(Excerpts from an interface dataset)

_____

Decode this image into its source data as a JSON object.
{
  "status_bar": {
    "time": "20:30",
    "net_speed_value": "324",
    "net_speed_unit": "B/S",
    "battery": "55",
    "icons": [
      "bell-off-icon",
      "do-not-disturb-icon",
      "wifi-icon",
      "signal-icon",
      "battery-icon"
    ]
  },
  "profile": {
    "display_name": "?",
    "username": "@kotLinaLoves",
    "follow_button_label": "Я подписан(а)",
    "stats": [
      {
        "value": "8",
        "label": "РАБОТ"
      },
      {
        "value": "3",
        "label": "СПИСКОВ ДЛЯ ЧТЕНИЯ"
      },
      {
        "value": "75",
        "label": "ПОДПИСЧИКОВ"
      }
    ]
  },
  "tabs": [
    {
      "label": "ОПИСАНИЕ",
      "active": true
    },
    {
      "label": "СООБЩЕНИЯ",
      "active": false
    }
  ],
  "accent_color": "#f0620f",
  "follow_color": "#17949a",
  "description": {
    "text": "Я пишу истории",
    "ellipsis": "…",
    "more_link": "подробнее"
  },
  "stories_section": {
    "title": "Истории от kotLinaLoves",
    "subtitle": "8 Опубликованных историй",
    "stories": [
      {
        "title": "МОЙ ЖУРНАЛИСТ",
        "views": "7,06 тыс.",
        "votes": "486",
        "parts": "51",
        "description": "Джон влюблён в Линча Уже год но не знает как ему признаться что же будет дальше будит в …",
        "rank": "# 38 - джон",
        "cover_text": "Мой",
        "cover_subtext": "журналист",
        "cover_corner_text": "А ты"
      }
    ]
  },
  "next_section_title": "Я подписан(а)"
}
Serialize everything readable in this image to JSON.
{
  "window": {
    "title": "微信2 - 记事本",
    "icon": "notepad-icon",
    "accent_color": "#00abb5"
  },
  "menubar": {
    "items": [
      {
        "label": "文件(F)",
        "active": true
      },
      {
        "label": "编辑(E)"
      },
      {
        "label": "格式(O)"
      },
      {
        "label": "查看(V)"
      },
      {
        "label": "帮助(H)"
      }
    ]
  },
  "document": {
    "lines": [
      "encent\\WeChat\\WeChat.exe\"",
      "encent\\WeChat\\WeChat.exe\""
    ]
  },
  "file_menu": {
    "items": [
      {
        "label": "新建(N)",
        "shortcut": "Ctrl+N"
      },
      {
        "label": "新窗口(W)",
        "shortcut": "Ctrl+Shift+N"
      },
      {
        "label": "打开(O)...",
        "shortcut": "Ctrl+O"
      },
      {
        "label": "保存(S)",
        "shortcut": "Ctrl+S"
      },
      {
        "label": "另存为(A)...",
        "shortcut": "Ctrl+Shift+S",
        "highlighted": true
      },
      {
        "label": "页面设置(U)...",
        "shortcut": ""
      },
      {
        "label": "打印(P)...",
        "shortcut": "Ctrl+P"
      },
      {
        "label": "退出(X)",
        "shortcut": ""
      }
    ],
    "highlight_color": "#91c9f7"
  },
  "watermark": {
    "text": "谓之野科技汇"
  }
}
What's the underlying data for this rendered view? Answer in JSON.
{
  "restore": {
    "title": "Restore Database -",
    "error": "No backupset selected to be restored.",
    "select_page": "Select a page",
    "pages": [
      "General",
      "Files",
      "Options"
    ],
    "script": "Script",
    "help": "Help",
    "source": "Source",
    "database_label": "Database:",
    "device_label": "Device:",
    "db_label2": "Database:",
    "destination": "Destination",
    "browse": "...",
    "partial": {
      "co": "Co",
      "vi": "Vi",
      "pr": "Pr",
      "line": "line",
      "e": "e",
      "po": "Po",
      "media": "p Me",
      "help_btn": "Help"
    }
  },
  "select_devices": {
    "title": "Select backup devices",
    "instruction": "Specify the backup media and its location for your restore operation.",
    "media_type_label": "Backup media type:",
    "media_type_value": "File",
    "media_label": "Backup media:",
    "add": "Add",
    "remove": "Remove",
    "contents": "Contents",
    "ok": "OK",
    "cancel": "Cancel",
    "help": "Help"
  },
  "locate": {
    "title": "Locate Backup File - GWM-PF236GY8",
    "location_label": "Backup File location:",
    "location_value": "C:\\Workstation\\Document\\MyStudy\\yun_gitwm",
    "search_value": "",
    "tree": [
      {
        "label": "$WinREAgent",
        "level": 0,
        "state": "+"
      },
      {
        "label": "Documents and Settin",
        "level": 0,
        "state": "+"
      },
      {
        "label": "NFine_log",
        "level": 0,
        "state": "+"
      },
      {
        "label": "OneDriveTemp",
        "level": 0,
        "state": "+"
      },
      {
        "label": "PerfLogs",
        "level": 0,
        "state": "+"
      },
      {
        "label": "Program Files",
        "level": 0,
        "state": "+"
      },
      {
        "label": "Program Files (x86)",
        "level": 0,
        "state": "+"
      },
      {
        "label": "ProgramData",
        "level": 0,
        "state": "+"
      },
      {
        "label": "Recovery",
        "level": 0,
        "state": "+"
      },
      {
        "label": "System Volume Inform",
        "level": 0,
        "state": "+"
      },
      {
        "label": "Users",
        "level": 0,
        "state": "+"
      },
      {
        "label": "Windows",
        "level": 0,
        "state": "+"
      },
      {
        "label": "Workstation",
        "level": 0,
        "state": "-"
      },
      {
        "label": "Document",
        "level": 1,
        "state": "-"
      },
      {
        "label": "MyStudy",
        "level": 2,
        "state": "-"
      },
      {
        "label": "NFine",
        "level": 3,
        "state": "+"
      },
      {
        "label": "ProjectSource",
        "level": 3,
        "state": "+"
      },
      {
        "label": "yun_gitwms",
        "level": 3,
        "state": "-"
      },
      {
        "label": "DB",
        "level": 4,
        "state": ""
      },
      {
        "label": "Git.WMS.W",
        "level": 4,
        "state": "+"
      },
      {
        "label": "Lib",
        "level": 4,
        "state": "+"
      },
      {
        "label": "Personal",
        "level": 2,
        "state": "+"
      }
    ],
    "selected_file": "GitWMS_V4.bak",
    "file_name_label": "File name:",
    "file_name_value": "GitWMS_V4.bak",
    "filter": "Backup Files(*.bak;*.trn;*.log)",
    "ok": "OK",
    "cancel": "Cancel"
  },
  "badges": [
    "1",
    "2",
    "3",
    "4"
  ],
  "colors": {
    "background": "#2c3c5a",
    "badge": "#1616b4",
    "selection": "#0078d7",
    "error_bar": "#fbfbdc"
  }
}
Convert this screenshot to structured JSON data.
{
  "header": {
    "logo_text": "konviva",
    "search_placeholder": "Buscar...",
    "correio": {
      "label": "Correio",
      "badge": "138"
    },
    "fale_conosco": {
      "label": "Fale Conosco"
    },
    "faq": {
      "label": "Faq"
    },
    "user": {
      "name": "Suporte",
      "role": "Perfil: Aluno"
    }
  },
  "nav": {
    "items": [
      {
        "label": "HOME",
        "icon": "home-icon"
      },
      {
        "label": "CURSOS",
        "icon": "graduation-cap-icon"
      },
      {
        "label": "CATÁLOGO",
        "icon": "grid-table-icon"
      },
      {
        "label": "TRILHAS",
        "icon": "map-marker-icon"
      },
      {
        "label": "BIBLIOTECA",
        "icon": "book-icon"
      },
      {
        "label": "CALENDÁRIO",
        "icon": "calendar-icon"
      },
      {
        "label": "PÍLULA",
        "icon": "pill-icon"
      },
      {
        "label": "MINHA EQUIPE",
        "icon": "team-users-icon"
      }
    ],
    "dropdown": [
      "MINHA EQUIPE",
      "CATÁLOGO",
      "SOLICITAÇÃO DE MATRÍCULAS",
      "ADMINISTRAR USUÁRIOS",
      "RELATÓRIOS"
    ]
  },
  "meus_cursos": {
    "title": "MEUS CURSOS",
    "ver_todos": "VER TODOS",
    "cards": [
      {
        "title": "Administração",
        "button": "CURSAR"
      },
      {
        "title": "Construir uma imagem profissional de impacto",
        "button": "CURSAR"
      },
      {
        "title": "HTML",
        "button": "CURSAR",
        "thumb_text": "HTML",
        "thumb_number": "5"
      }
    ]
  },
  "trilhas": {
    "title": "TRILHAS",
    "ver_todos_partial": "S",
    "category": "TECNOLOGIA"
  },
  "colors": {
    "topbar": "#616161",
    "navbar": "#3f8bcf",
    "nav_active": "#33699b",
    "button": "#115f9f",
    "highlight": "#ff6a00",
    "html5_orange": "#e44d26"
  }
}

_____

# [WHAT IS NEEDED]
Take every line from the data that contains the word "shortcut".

# [ANSWER]
        "shortcut": "Ctrl+N"
        "shortcut": "Ctrl+Shift+N"
        "shortcut": "Ctrl+O"
        "shortcut": "Ctrl+S"
        "shortcut": "Ctrl+Shift+S",
        "shortcut": ""
        "shortcut": "Ctrl+P"
        "shortcut": ""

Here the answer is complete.